Nature meets shelter under the endless desert sky.

Artists have known it for over a century: Taos, New Mexico inspires deep creativity. Seeded by artists like Georgia O’Keefe and Ansel Adams, creativity has grown into a trademark Taos feature, with over 80 galleries and museums for a town of just 6,000 people. What is it about this town that makes it such a fertile place for the imagination? It could be its longevity. After all, Taos is the oldest continually-inhabited town in the United States, with the Taos Pueblo having been built between 1000 and 1450 A.D.

The Taos Pueblo buildings are the oldest continually inhabited community in the country.

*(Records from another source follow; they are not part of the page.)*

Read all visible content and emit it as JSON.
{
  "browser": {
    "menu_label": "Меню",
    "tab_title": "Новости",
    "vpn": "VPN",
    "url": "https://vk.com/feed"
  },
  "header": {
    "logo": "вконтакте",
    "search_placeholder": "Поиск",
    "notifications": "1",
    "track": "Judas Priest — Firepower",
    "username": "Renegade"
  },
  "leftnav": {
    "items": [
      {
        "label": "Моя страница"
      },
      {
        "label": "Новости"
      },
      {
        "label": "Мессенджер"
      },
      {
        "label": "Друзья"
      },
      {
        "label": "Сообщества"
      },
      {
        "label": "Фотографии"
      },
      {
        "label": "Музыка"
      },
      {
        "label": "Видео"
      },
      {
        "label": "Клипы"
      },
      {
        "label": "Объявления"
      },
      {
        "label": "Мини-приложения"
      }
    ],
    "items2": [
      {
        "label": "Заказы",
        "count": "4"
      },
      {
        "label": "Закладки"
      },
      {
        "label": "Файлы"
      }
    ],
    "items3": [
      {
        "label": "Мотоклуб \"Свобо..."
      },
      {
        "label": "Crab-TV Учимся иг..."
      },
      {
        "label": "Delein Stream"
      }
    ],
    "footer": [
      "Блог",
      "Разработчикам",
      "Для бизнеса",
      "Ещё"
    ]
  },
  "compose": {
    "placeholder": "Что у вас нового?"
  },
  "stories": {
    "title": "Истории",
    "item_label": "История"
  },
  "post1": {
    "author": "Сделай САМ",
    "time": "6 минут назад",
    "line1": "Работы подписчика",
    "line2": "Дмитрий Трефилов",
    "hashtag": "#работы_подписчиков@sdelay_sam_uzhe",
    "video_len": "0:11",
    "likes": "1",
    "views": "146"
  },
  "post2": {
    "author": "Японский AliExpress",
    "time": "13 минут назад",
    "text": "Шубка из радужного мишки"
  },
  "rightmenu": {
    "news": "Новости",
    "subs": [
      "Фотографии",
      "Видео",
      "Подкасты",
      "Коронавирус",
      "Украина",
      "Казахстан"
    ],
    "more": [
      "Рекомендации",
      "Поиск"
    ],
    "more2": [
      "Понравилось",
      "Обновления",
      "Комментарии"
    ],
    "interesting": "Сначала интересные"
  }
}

Or perhaps it’s the singular natural settings. In Northern New Mexico, the jagged edges of the Sangre de Cristo Mountains push up right into the wide open space of the desert. Ultimately, it’s likely some combination of the two, as the soft, rounded edges of pueblo-style architecture contrast with the mountains and deserts in a uniquely “Taos” way.

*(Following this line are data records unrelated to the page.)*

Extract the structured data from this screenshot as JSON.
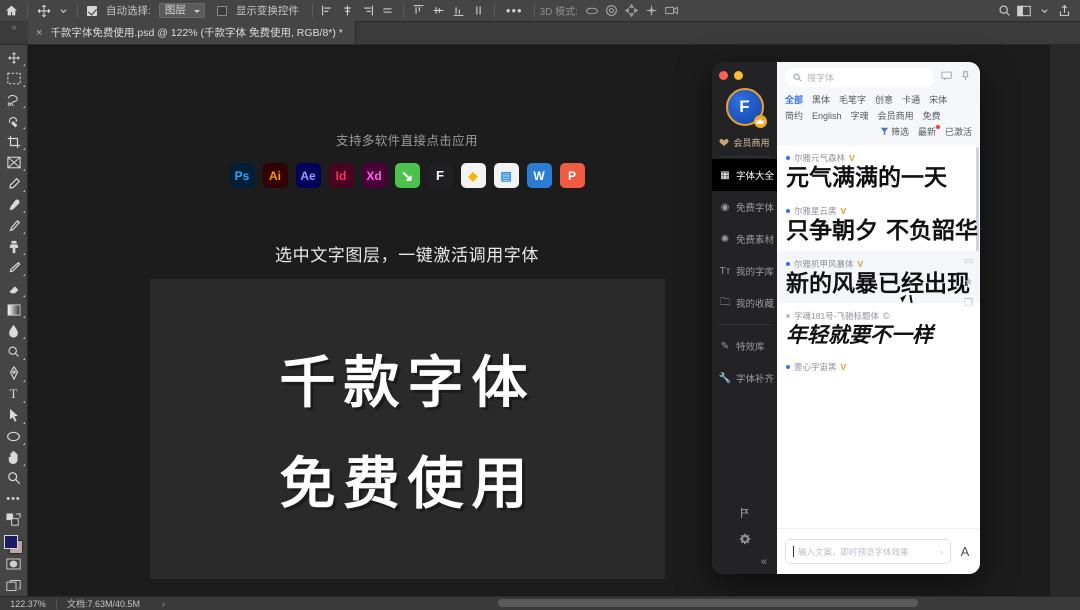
{
  "options_bar": {
    "home_icon": "home-icon",
    "move_tool_icon": "move-tool-icon",
    "auto_select_label": "自动选择:",
    "auto_select_value": "图层",
    "auto_select_checked": true,
    "show_transform_label": "显示变换控件",
    "show_transform_checked": false,
    "align_icons": [
      "align-left-icon",
      "align-center-horizontal-icon",
      "align-right-icon",
      "distribute-horizontal-icon"
    ],
    "distribute_icons": [
      "align-top-icon",
      "align-middle-icon",
      "align-bottom-icon",
      "distribute-vertical-icon"
    ],
    "more_label": "•••",
    "mode3d_label": "3D 模式:",
    "mode3d_icons": [
      "orbit-3d-icon",
      "roll-3d-icon",
      "pan-3d-icon",
      "slide-3d-icon",
      "camera-3d-icon"
    ],
    "right_icons": [
      "search-icon",
      "workspace-icon",
      "chevron-down-icon",
      "share-icon"
    ]
  },
  "tab_bar": {
    "gutter_label": "»",
    "close_label": "×",
    "title": "千款字体免费使用.psd @ 122% (千款字体 免费使用, RGB/8*) *"
  },
  "toolbar": {
    "tools": [
      {
        "name": "move-tool",
        "glyph": "✥",
        "active": false
      },
      {
        "name": "marquee-tool",
        "glyph": "▭",
        "active": false
      },
      {
        "name": "lasso-tool",
        "glyph": "𝓛",
        "active": false
      },
      {
        "name": "quick-selection-tool",
        "glyph": "✎",
        "active": false
      },
      {
        "name": "crop-tool",
        "glyph": "⌗",
        "active": false
      },
      {
        "name": "frame-tool",
        "glyph": "⊠",
        "active": false
      },
      {
        "name": "eyedropper-tool",
        "glyph": "✒",
        "active": false
      },
      {
        "name": "healing-brush-tool",
        "glyph": "⚕",
        "active": false
      },
      {
        "name": "brush-tool",
        "glyph": "🖌",
        "active": false
      },
      {
        "name": "clone-stamp-tool",
        "glyph": "⚲",
        "active": false
      },
      {
        "name": "history-brush-tool",
        "glyph": "✏",
        "active": false
      },
      {
        "name": "eraser-tool",
        "glyph": "◣",
        "active": false
      },
      {
        "name": "gradient-tool",
        "glyph": "▦",
        "active": false
      },
      {
        "name": "blur-tool",
        "glyph": "◗",
        "active": false
      },
      {
        "name": "dodge-tool",
        "glyph": "●",
        "active": false
      },
      {
        "name": "pen-tool",
        "glyph": "✑",
        "active": false
      },
      {
        "name": "type-tool",
        "glyph": "T",
        "active": false
      },
      {
        "name": "path-selection-tool",
        "glyph": "➤",
        "active": false
      },
      {
        "name": "ellipse-tool",
        "glyph": "⬭",
        "active": false
      },
      {
        "name": "hand-tool",
        "glyph": "✋",
        "active": false
      },
      {
        "name": "zoom-tool",
        "glyph": "⌕",
        "active": false
      },
      {
        "name": "edit-toolbar",
        "glyph": "•••",
        "active": false
      }
    ],
    "color_swatch_icon": "foreground-background-color-swatch",
    "quick_mask_icon": "quick-mask-icon",
    "screen_mode_icon": "screen-mode-icon"
  },
  "canvas": {
    "heading_top": "支持多软件直接点击应用",
    "heading_mid": "选中文字图层，一键激活调用字体",
    "apps": [
      {
        "name": "photoshop",
        "label": "Ps",
        "bg": "#001E36",
        "fg": "#31A8FF"
      },
      {
        "name": "illustrator",
        "label": "Ai",
        "bg": "#330000",
        "fg": "#FF9A00"
      },
      {
        "name": "after-effects",
        "label": "Ae",
        "bg": "#00005B",
        "fg": "#9999FF"
      },
      {
        "name": "indesign",
        "label": "Id",
        "bg": "#49021F",
        "fg": "#FF3366"
      },
      {
        "name": "xd",
        "label": "Xd",
        "bg": "#470137",
        "fg": "#FF61F6"
      },
      {
        "name": "keynote-green",
        "label": "↘",
        "bg": "#4CC14C",
        "fg": "#ffffff"
      },
      {
        "name": "figma",
        "label": "F",
        "bg": "#1f1f24",
        "fg": "#ffffff"
      },
      {
        "name": "sketch",
        "label": "◆",
        "bg": "#f3f3f3",
        "fg": "#F7B500"
      },
      {
        "name": "keynote",
        "label": "▤",
        "bg": "#f3f3f3",
        "fg": "#2C8FE8"
      },
      {
        "name": "word",
        "label": "W",
        "bg": "#2B7CD3",
        "fg": "#ffffff"
      },
      {
        "name": "powerpoint",
        "label": "P",
        "bg": "#F15B42",
        "fg": "#ffffff"
      }
    ],
    "big_text_line1": "千款字体",
    "big_text_line2": "免费使用"
  },
  "status_bar": {
    "zoom": "122.37%",
    "doc_info": "文档:7.63M/40.5M",
    "arrow": "›"
  },
  "font_panel": {
    "traffic_lights": [
      "#ff5f57",
      "#febc2e"
    ],
    "logo_letter": "F",
    "logo_badge_icon": "crown-badge-icon",
    "vip_label": "会员商用",
    "vip_icon": "heart-icon",
    "nav_items": [
      {
        "name": "font-library",
        "label": "字体大全",
        "icon": "grid-icon",
        "active": true
      },
      {
        "name": "free-fonts",
        "label": "免费字体",
        "icon": "circle-icon",
        "active": false
      },
      {
        "name": "free-assets",
        "label": "免费素材",
        "icon": "flower-icon",
        "active": false
      },
      {
        "name": "my-fonts",
        "label": "我的字库",
        "icon": "typography-icon",
        "active": false
      },
      {
        "name": "my-favorites",
        "label": "我的收藏",
        "icon": "folder-icon",
        "active": false
      },
      {
        "name": "effects-library",
        "label": "特效库",
        "icon": "magic-icon",
        "active": false
      },
      {
        "name": "font-completion",
        "label": "字体补齐",
        "icon": "wrench-icon",
        "active": false
      }
    ],
    "bottom_icons": [
      {
        "name": "feedback-icon",
        "glyph": "⌶"
      },
      {
        "name": "settings-gear-icon",
        "glyph": "⚙"
      }
    ],
    "collapse_label": "«",
    "search_placeholder": "搜字体",
    "search_icon": "search-icon",
    "header_icons": [
      {
        "name": "message-icon",
        "glyph": "▭"
      },
      {
        "name": "pin-icon",
        "glyph": "⚲"
      }
    ],
    "tags_row1": [
      "全部",
      "黑体",
      "毛笔字",
      "创意",
      "卡通",
      "宋体"
    ],
    "tags_row2": [
      "简约",
      "English",
      "字魂",
      "会员商用",
      "免费"
    ],
    "tags_row3": [
      "最新",
      "已激活"
    ],
    "selected_tag": "全部",
    "new_tag": "最新",
    "filter_label": "筛选",
    "filter_icon": "filter-icon",
    "fonts": [
      {
        "name": "尔雅元气森林",
        "badge": "V",
        "badge_type": "vip",
        "sample": "元气满满的一天",
        "alt": false,
        "italic": false
      },
      {
        "name": "尔雅星云黑",
        "badge": "V",
        "badge_type": "vip",
        "sample": "只争朝夕 不负韶华",
        "alt": false,
        "italic": false
      },
      {
        "name": "尔雅机甲风暴体",
        "badge": "V",
        "badge_type": "vip",
        "sample": "新的风暴已经出现",
        "alt": true,
        "italic": false
      },
      {
        "name": "字魂181号-飞驰标题体",
        "badge": "©",
        "badge_type": "copyright",
        "sample": "年轻就要不一样",
        "alt": false,
        "italic": true
      },
      {
        "name": "壹心宇宙黑",
        "badge": "V",
        "badge_type": "vip",
        "sample": "",
        "alt": false,
        "italic": false
      }
    ],
    "card_action_icons": [
      {
        "name": "comment-icon",
        "glyph": "▭"
      },
      {
        "name": "favorite-star-icon",
        "glyph": "★"
      },
      {
        "name": "copy-icon",
        "glyph": "❐"
      }
    ],
    "preview_placeholder": "输入文案，即时预览字体效果",
    "preview_chevron": "›",
    "preview_size_label": "A"
  }
}
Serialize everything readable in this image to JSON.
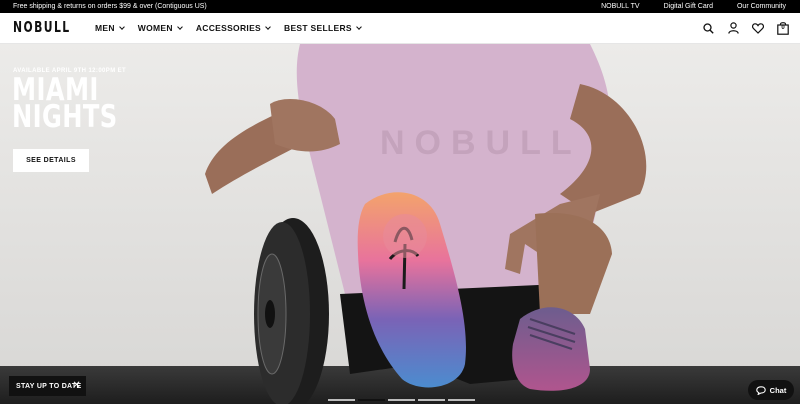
{
  "announcement": {
    "left_text": "Free shipping & returns on orders $99 & over (Contiguous US)",
    "links": [
      "NOBULL TV",
      "Digital Gift Card",
      "Our Community"
    ]
  },
  "header": {
    "logo": "NOBULL",
    "nav": [
      "MEN",
      "WOMEN",
      "ACCESSORIES",
      "BEST SELLERS"
    ],
    "icons": [
      "search-icon",
      "account-icon",
      "heart-icon",
      "bag-icon"
    ],
    "bag_count": "0"
  },
  "hero": {
    "eyebrow": "AVAILABLE APRIL 9TH 12:00PM ET",
    "title_line1": "MIAMI",
    "title_line2": "NIGHTS",
    "cta": "SEE DETAILS",
    "shirt_print": "NOBULL"
  },
  "newsletter": {
    "label": "STAY UP TO DATE",
    "close": "✕"
  },
  "chat": {
    "label": "Chat"
  },
  "carousel": {
    "slides": 5,
    "active_index": 1
  },
  "colors": {
    "shirt": "#d4b3cd",
    "sole_blue": "#4e7fc4",
    "sole_pink": "#e07a9a",
    "shoe_purple": "#6b5a8a"
  }
}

After passing through the front gates, you’ll be welcomed by aspen trees and wildflowers, the lush native plantings creating an oasis-feeling in the New Mexico desert.

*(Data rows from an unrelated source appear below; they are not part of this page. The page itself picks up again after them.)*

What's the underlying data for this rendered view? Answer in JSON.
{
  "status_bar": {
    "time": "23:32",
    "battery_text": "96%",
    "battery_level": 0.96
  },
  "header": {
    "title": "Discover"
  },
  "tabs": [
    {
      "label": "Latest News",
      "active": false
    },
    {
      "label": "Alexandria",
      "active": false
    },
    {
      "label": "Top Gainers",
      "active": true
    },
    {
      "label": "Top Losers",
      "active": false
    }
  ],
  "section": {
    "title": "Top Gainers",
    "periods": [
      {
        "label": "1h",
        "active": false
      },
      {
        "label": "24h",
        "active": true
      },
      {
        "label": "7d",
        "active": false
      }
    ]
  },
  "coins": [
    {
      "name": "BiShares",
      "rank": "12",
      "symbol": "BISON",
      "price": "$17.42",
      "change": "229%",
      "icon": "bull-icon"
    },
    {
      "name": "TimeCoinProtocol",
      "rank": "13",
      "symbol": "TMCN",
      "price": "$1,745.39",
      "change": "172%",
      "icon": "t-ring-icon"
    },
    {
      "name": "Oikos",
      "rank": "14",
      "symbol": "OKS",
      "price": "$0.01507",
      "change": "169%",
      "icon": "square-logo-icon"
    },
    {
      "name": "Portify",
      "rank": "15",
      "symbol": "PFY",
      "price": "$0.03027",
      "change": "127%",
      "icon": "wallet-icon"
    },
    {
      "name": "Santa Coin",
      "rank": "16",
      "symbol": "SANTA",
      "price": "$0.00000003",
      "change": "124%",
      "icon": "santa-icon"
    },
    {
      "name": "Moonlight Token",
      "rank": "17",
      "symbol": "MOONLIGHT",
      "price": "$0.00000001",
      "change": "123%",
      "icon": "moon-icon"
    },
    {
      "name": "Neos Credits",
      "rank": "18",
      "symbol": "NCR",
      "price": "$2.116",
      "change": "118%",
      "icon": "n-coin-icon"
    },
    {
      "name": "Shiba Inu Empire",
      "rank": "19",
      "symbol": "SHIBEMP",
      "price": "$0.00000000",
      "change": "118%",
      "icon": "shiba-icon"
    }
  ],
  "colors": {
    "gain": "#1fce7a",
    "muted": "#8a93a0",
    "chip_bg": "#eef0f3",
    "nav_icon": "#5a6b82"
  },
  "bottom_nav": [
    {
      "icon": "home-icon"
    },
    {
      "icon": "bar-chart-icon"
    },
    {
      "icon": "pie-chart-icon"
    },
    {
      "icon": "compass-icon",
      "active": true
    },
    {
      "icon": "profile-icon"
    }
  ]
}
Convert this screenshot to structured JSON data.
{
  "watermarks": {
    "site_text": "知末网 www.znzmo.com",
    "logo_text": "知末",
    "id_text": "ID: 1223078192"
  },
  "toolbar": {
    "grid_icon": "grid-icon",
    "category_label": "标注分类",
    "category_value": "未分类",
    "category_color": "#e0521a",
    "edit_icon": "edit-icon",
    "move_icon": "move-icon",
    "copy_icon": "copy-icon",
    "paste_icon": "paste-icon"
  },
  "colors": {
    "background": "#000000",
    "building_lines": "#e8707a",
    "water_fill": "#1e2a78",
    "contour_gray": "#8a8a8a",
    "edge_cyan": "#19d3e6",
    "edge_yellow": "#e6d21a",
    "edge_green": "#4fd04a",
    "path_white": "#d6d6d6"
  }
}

Pueblo architecture isn’t limited to downtown Taos or the Taos Pueblo. Drive out of town and you’ll pass the country first “Earthship”— a 1970s-style sustainable architecture known for its use of “passive” solar energy — ever built. And you’ll soon you’ll arrive at the El Cielo Grande estate. Breathtaking inside and out, the sprawling 15,000-square-foot home pays homage to the nearby Taos Pueblo with its stucco exterior and adobe-inspired architecture.

One of El Grande Cielo’s great rooms. Bedrooms overlook this central gathering space.

With an open-concept floorplan, this $2.8 million authentic hacienda is made for large family gatherings or quiet times spent daydreaming or relaxing. Unique architectural details like exposed wood beams and carved wood accents echo the natural world of Taos. Two or three of the 8 bedrooms have windows opening onto large common space.

Terracotta and painted Spanish tiles connect the house to the Taos’ pueblo history.

New Mexico’s warm desert light shines in on its indoor heated pool where floor-to-ceiling windows offer unparalleled views of the Sangre de Cristo mountain range.

After a day of skiing or horseback riding, the rec room offers the chance to unwind with a dip in the pool or hot tub.

Two separate wings, each with their own full kitchen, are filled with space for gregarious gatherings or quiet solitude.

Built with entertaining in mind, this estate welcomes life and activity.

While this estate has a hefty price tag, there’s no shortage of more affordable options in the area. Just 10 minutes southwest from Taos is the little town of Ranchos de Taos where you can find homes like this three-bedroom, two-bath home for just $335K or this historic adobe for $465,000.

Have you ever been to Taos? Share your experience in the comments below.